• **TASK GOAL**
Go over the data below line by line, and state how many lines contain the string "true". Give the number only.

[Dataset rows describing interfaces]
══════

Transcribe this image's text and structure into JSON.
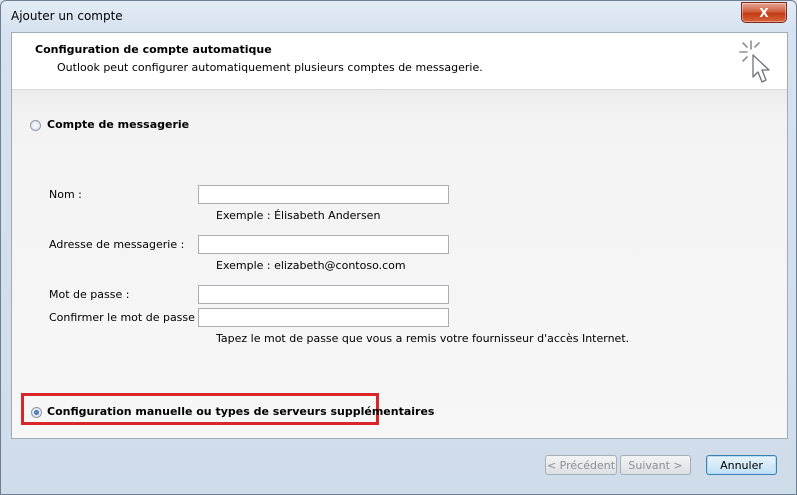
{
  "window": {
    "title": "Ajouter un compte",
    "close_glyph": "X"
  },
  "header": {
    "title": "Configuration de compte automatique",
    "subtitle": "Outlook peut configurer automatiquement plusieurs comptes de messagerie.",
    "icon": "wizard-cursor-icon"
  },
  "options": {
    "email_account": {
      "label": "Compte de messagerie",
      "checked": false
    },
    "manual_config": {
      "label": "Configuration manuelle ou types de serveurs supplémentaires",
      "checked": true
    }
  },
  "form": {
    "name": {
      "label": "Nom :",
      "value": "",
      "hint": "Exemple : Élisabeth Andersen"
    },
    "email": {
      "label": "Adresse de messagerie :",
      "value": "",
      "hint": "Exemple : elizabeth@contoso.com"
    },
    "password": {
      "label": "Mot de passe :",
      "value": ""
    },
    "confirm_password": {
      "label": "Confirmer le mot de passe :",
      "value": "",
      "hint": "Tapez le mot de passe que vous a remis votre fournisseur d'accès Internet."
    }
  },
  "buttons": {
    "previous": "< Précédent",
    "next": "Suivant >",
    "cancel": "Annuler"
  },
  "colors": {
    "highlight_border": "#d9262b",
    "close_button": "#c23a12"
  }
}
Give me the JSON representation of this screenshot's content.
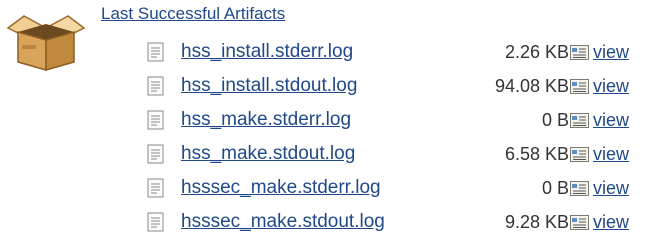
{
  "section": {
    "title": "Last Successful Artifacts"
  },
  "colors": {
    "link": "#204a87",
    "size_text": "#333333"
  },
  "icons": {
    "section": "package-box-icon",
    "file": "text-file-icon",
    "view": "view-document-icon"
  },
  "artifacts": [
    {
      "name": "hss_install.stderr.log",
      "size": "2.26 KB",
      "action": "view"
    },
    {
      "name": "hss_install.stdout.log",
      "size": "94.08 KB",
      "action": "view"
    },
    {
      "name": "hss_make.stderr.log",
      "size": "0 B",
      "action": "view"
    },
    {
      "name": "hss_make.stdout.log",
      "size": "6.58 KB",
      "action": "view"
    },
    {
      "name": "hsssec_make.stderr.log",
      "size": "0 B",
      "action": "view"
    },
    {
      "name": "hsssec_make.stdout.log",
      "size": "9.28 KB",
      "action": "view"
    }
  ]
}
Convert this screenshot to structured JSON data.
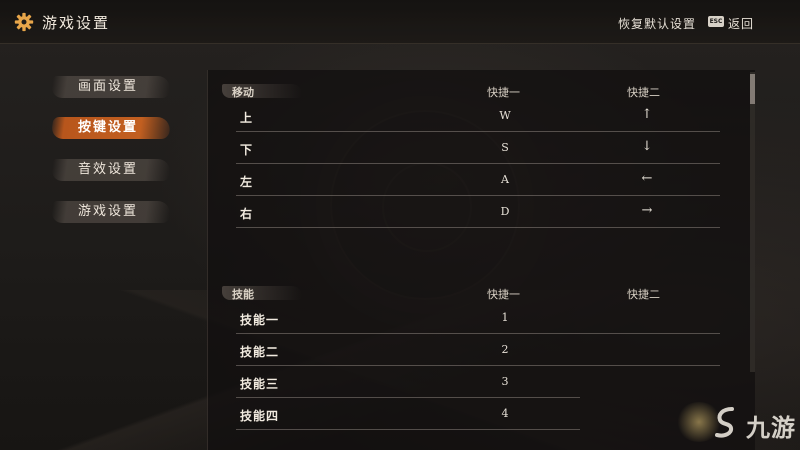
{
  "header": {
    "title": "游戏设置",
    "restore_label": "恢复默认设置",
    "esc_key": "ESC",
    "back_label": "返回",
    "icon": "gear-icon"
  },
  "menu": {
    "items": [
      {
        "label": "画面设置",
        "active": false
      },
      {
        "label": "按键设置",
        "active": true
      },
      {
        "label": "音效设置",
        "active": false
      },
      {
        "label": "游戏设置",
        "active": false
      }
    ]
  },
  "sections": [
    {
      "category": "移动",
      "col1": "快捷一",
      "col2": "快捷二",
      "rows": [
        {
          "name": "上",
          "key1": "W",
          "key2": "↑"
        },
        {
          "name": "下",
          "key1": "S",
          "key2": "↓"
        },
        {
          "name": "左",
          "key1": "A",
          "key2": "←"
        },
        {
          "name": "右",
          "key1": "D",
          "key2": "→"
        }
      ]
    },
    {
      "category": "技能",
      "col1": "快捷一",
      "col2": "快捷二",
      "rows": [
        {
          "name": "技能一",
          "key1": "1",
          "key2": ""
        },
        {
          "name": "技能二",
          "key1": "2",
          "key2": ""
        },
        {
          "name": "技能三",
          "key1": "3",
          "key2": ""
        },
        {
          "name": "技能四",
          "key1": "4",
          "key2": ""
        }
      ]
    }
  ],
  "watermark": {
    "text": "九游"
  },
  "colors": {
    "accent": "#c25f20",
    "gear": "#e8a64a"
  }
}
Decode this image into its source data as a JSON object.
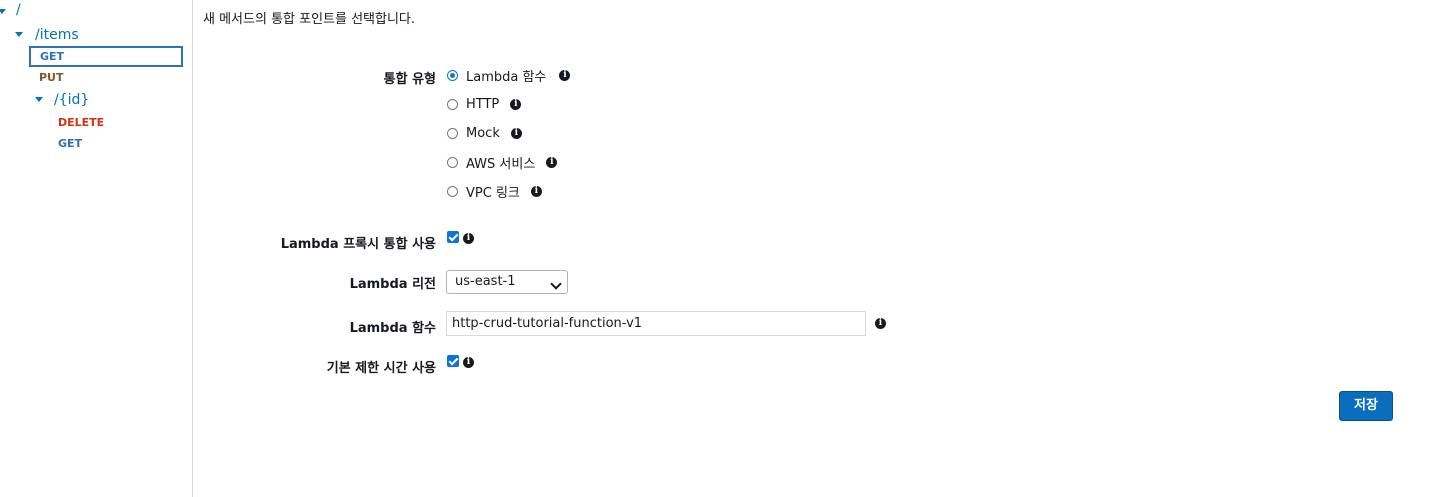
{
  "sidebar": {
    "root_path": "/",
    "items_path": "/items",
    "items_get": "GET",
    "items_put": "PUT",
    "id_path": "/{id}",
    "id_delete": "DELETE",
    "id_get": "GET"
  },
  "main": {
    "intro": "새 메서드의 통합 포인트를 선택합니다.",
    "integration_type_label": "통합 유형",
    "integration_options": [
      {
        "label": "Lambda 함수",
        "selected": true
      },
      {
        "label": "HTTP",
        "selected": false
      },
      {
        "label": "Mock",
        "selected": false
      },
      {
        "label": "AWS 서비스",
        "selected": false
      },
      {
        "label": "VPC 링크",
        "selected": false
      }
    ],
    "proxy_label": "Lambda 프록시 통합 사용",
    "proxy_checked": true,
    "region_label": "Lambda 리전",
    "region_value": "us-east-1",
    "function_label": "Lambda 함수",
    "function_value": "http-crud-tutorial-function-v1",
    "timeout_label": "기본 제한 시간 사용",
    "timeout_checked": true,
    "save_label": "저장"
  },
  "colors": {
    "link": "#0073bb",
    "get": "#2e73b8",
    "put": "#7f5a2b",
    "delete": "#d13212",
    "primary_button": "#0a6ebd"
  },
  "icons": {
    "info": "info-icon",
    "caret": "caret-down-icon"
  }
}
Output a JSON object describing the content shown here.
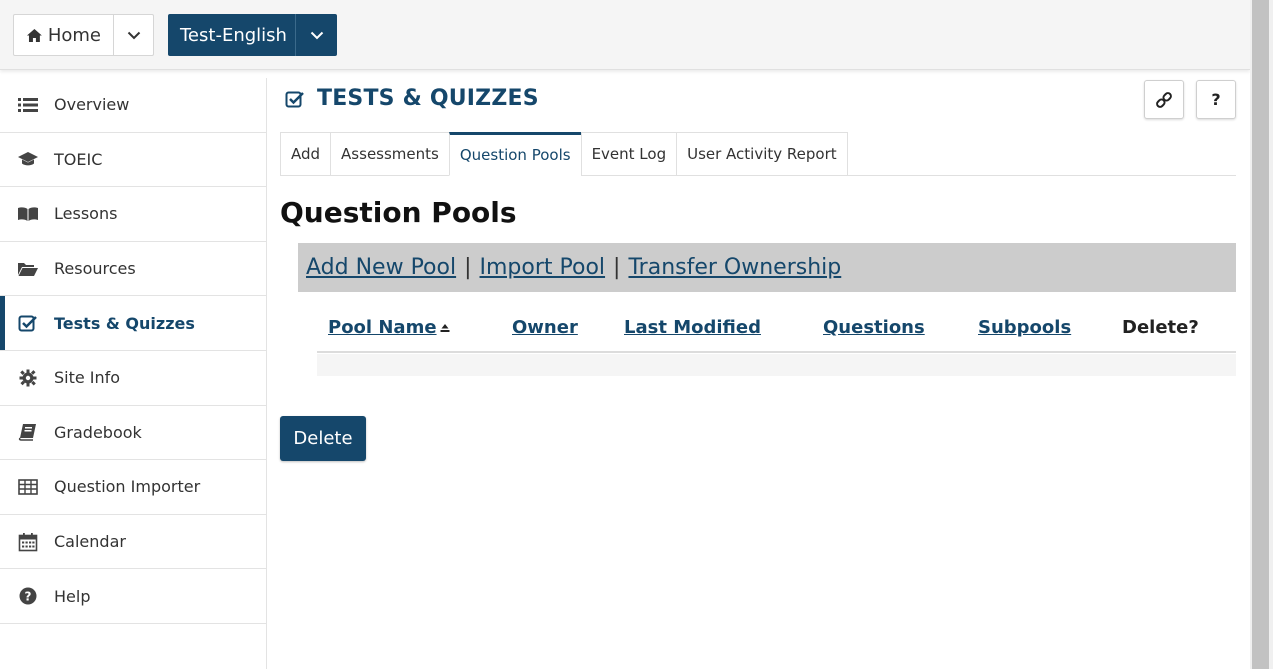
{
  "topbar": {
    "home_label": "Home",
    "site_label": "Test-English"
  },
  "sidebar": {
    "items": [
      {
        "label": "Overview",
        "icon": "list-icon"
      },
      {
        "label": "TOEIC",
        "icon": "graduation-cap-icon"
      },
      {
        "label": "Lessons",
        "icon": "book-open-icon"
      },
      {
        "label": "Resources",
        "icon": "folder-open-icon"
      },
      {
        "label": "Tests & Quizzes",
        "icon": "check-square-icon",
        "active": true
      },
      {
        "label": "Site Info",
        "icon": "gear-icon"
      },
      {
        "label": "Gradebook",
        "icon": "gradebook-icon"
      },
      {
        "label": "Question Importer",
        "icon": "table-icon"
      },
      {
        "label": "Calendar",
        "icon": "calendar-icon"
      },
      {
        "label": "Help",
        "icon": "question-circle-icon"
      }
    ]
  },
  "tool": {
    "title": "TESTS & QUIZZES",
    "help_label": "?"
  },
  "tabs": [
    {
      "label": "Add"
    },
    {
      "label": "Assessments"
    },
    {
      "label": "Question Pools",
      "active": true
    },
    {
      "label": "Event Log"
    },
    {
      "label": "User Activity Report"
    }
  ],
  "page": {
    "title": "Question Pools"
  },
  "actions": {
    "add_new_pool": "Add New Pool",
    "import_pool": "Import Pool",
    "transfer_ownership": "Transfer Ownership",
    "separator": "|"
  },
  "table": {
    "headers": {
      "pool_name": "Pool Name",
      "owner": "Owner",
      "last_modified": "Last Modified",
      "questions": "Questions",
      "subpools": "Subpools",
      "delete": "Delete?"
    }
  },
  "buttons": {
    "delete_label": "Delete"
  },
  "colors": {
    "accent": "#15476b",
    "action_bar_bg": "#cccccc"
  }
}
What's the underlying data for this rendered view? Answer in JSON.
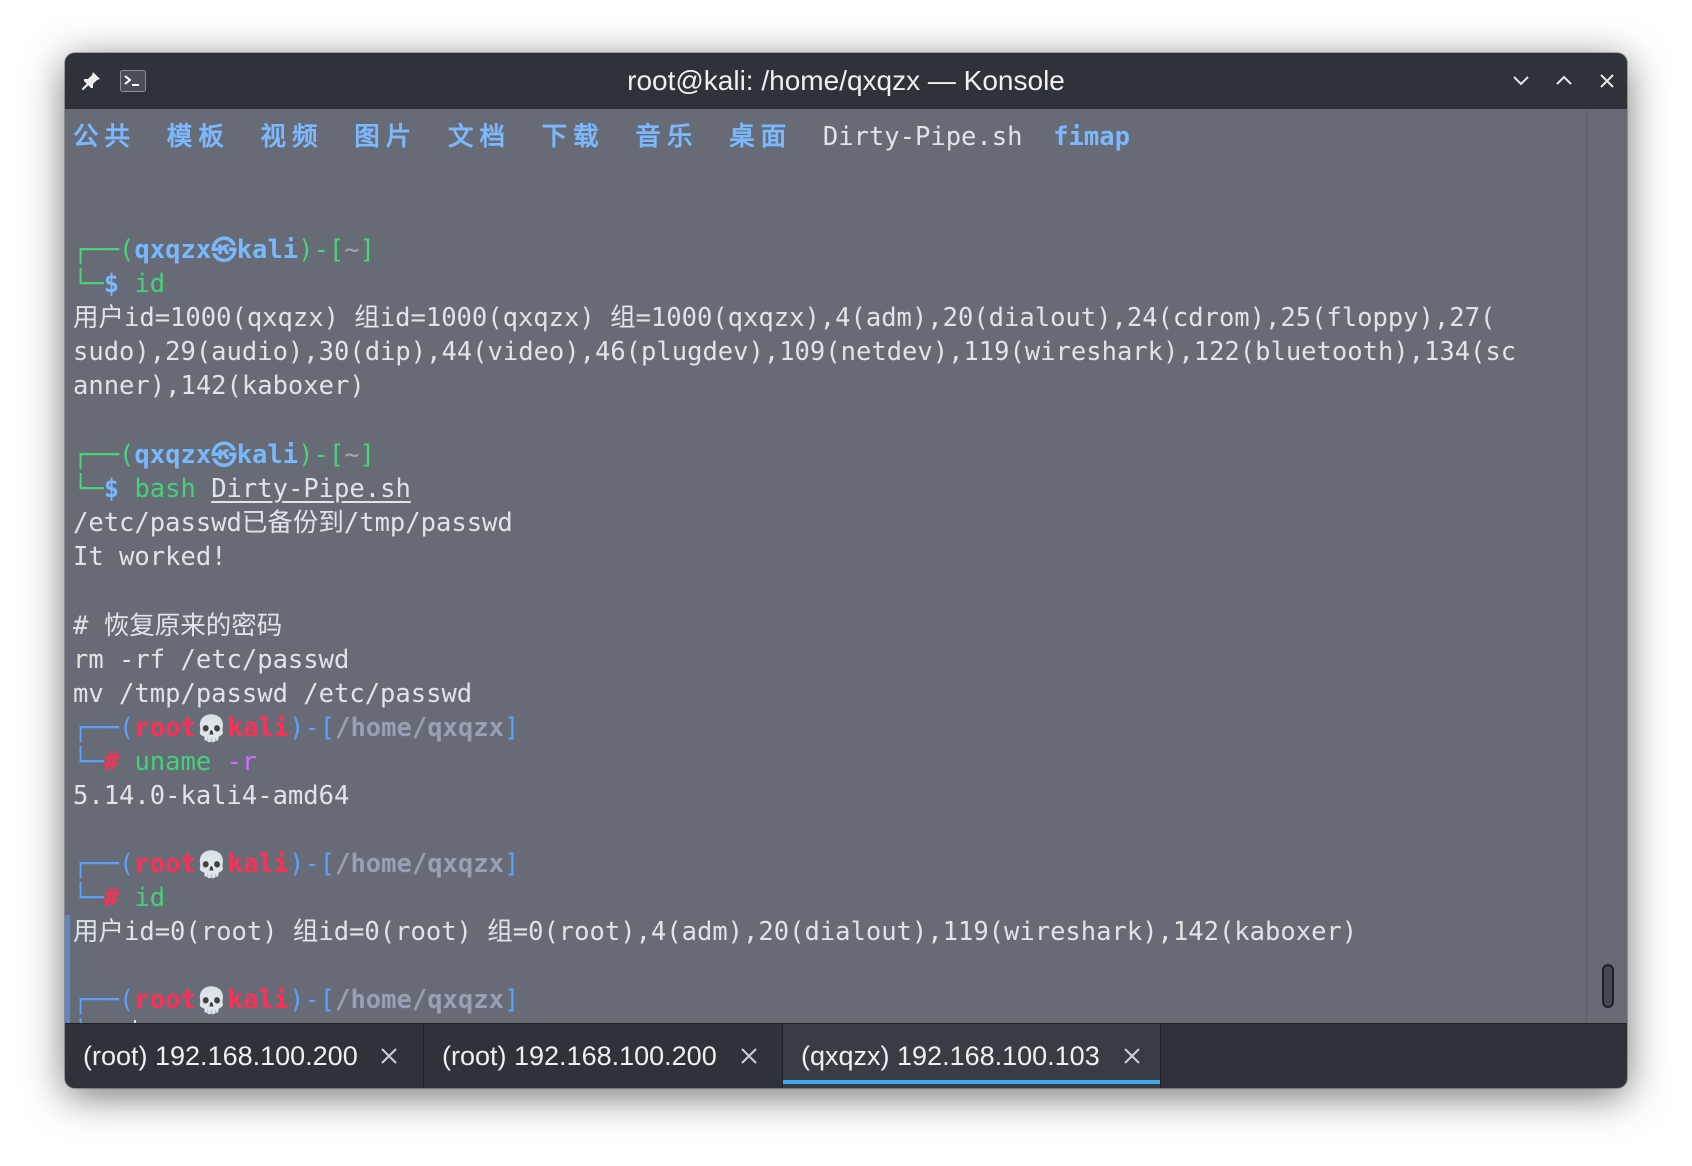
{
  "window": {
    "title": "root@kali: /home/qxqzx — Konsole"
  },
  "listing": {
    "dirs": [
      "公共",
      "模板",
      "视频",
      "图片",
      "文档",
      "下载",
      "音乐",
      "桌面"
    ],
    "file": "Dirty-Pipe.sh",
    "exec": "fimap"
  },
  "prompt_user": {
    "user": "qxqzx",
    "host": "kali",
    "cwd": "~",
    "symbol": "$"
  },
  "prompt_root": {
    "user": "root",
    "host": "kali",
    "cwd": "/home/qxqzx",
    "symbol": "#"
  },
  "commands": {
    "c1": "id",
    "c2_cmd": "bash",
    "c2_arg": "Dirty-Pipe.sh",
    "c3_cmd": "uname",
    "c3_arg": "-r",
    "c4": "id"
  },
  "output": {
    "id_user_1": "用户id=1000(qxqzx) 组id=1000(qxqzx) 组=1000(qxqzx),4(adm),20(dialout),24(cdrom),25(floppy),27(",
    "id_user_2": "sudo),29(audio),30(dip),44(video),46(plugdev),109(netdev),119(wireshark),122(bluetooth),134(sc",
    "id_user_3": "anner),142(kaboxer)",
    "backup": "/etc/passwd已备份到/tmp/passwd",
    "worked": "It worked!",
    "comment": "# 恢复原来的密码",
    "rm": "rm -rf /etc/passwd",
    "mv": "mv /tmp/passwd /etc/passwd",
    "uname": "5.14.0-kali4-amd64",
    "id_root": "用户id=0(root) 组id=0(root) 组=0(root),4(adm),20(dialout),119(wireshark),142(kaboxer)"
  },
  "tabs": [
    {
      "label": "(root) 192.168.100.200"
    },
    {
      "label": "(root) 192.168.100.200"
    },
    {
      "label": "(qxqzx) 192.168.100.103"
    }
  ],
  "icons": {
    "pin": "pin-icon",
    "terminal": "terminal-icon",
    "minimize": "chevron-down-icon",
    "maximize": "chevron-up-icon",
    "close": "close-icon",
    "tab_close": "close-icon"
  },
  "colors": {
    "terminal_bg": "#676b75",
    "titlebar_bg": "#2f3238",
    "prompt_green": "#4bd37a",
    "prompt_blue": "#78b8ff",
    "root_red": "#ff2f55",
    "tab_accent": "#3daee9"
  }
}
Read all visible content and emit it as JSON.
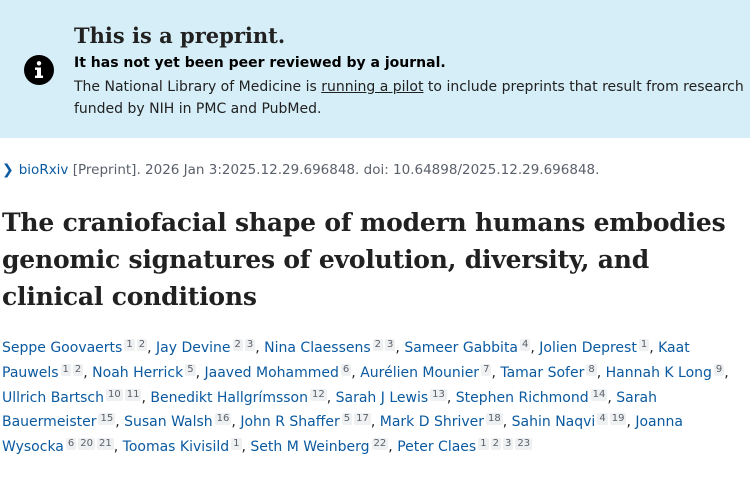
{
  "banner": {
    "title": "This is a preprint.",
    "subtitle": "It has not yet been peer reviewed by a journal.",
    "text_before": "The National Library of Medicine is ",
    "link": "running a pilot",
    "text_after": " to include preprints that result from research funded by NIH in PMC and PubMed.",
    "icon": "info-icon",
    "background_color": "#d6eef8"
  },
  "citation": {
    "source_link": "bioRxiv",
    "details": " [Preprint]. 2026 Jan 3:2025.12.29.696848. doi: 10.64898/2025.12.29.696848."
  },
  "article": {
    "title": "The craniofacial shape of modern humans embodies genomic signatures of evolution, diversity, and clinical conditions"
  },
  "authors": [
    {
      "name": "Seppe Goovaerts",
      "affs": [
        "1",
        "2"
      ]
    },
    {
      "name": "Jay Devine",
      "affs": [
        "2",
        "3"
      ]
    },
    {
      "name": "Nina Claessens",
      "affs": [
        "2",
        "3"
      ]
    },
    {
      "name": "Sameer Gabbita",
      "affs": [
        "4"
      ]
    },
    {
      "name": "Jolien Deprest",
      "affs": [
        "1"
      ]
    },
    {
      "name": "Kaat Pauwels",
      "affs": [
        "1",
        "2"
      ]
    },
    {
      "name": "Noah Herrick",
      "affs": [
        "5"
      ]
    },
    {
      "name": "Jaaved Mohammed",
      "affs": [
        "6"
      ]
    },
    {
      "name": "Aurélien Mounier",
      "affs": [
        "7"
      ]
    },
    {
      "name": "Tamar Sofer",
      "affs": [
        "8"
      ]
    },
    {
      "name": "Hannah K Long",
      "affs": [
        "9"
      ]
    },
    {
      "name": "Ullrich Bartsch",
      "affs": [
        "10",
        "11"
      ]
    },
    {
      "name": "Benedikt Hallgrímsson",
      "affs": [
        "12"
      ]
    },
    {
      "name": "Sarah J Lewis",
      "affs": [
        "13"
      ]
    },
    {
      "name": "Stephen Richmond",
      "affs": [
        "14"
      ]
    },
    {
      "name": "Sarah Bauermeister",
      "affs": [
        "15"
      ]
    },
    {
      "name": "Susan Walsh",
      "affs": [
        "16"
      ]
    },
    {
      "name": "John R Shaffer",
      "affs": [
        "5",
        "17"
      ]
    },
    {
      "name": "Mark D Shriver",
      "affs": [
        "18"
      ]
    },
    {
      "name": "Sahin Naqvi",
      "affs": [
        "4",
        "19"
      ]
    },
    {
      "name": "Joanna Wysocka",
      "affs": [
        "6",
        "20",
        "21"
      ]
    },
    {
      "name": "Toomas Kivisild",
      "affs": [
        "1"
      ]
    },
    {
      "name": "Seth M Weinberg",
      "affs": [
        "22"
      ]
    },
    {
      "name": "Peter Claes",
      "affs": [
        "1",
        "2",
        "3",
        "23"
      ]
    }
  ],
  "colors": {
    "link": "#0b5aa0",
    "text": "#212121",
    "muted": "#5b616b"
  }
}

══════

• **EXERCISE RESPONSE**
7